- Opening Delimiter -
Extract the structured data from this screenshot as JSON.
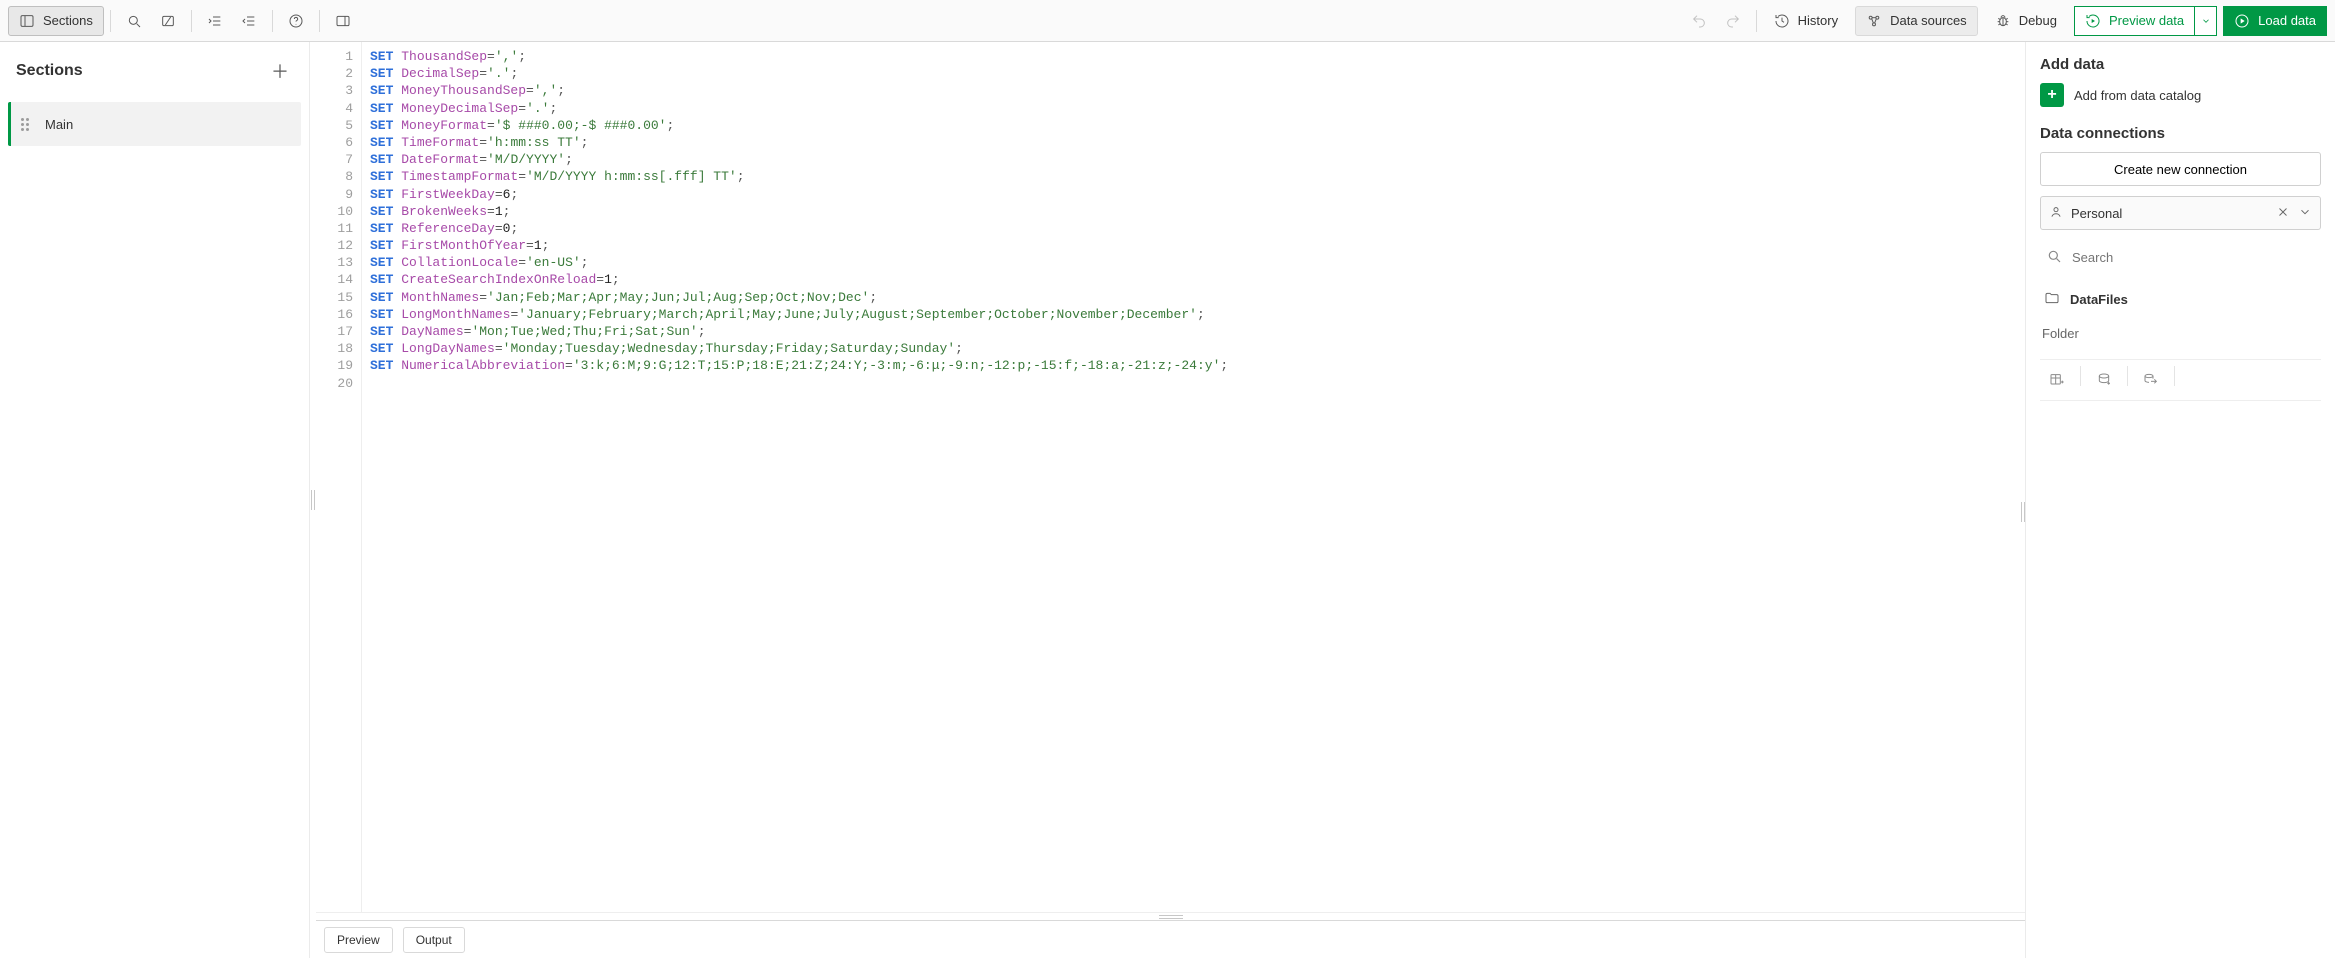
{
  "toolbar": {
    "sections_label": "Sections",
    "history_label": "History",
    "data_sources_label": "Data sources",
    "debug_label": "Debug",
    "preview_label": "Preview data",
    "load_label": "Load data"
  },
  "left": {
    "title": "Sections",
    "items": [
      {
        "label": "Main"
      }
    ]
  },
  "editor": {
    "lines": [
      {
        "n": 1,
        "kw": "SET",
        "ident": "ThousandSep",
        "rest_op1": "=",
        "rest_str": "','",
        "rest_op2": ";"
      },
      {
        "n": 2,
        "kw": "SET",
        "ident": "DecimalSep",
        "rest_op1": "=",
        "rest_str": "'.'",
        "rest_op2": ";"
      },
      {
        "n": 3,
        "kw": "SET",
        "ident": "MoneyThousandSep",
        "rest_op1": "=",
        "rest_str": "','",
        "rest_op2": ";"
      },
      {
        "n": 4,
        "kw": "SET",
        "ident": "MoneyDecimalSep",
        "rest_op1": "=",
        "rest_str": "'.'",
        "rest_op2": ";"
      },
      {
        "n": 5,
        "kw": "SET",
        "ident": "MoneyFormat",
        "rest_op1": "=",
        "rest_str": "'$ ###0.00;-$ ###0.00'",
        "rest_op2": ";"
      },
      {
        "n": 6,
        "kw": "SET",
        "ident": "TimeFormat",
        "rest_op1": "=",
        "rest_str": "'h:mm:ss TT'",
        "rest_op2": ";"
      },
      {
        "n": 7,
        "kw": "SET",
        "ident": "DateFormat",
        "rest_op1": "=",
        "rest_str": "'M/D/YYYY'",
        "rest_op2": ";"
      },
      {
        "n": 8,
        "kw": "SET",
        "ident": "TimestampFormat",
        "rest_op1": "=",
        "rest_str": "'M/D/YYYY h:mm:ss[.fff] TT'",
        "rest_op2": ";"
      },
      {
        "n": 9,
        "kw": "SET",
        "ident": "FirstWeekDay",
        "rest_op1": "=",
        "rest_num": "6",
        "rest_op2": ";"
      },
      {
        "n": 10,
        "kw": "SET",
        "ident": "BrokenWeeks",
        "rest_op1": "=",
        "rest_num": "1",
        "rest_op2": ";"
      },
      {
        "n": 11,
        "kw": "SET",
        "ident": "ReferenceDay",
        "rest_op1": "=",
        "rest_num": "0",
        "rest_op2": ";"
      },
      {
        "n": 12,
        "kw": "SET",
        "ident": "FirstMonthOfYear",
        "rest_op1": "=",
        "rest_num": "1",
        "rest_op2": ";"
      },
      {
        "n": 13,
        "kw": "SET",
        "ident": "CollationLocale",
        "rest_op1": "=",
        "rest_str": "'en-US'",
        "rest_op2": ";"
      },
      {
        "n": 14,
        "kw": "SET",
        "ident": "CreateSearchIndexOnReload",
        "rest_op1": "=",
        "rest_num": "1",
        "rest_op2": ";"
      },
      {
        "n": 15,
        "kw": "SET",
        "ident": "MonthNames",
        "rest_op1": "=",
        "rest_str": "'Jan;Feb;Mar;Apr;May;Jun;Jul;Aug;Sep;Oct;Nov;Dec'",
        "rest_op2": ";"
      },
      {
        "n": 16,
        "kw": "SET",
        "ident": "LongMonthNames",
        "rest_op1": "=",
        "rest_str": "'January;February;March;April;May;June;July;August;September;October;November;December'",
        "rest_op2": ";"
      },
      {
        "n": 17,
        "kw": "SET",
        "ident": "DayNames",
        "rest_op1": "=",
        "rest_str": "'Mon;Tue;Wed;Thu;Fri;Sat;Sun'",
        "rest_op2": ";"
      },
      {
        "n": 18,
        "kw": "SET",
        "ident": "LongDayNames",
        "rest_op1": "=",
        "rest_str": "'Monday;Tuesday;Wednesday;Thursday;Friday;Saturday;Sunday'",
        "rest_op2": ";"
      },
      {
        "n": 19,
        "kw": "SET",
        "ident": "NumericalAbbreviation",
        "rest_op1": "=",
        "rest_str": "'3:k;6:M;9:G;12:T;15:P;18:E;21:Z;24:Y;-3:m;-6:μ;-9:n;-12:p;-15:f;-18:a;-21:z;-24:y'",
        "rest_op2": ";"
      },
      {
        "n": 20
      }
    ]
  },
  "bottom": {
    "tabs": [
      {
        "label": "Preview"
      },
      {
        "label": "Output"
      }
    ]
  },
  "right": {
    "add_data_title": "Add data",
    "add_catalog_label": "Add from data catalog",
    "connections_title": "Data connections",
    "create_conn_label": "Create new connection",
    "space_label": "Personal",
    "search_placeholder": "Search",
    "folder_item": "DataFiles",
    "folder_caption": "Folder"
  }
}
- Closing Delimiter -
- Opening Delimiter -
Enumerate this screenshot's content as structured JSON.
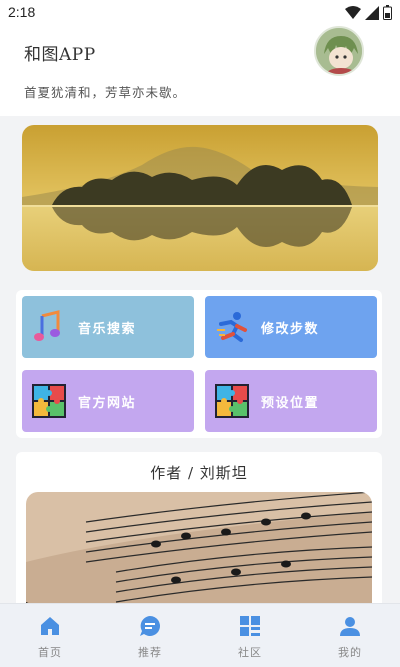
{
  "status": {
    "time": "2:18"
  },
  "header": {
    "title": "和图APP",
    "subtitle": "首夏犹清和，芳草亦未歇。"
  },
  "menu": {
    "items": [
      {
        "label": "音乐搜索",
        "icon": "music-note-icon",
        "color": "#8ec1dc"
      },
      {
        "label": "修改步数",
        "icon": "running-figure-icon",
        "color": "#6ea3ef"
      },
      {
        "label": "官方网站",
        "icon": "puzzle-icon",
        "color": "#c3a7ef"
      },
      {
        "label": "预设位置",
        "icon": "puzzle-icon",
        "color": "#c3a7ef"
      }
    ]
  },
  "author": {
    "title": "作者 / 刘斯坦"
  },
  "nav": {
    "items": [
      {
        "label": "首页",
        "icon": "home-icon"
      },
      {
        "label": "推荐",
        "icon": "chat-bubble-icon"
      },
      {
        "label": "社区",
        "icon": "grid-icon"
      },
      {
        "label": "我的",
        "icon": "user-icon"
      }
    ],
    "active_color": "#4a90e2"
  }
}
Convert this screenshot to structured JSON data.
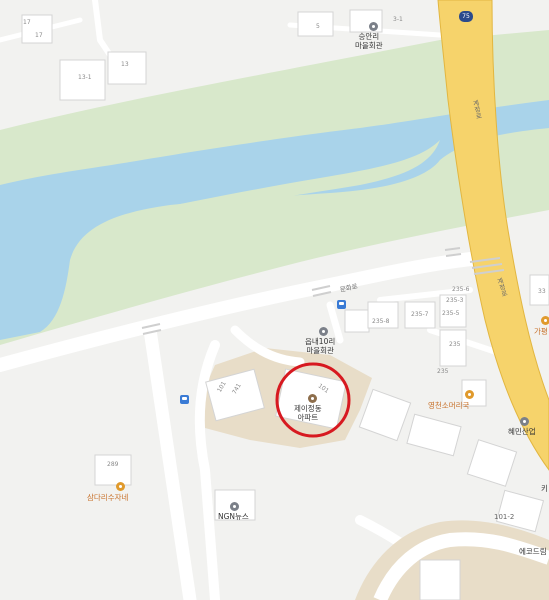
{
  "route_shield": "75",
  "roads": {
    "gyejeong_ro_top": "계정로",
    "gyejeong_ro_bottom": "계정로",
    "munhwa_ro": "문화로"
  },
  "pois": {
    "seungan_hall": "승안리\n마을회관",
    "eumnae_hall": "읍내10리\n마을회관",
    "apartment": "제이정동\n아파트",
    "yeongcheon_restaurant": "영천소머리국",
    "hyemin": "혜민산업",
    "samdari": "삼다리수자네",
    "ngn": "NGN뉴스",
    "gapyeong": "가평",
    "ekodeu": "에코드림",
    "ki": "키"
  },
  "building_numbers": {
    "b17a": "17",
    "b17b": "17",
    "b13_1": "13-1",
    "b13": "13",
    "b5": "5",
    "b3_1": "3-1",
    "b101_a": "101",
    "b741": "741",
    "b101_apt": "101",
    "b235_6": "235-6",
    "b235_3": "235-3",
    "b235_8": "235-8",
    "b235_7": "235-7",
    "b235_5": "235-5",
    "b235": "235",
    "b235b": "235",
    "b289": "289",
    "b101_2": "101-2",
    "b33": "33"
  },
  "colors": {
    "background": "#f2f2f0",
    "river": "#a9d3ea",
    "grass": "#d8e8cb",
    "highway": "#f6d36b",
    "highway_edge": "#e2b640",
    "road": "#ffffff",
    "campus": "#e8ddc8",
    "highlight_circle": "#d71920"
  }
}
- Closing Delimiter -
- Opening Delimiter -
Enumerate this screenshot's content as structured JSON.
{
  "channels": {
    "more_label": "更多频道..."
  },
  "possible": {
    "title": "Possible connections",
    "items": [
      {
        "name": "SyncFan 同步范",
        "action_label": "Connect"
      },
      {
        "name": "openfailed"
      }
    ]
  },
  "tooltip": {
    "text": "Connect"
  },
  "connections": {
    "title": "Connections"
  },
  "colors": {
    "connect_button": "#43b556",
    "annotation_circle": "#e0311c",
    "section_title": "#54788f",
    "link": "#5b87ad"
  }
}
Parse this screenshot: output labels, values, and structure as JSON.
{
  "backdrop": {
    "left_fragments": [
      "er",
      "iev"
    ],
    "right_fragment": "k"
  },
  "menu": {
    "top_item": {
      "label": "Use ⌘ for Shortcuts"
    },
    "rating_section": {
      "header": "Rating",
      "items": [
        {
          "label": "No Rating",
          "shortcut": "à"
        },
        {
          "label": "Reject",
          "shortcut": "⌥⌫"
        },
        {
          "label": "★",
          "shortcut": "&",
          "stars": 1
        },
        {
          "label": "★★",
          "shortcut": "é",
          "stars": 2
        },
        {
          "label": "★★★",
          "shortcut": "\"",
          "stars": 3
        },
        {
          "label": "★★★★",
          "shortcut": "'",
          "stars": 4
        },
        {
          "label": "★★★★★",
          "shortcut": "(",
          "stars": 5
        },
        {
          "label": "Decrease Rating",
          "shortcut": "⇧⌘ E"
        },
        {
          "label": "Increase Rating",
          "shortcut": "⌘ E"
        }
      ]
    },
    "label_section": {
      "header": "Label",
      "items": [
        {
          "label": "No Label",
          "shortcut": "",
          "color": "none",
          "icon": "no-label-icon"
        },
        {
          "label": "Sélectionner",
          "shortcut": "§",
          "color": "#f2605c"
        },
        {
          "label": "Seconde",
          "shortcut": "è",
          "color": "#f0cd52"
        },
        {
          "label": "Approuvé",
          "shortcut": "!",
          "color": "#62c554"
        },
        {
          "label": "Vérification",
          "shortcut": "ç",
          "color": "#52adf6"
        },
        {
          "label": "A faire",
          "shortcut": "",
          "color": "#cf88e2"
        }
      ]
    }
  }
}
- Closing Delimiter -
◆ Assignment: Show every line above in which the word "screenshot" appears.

◆ Your response:
Extract the structured data from this screenshot as JSON.
Enumerate this screenshot's content as structured JSON.
Convert this screenshot to structured JSON data.
Enumerate this screenshot's content as structured JSON.
Parse this screenshot: output labels, values, and structure as JSON.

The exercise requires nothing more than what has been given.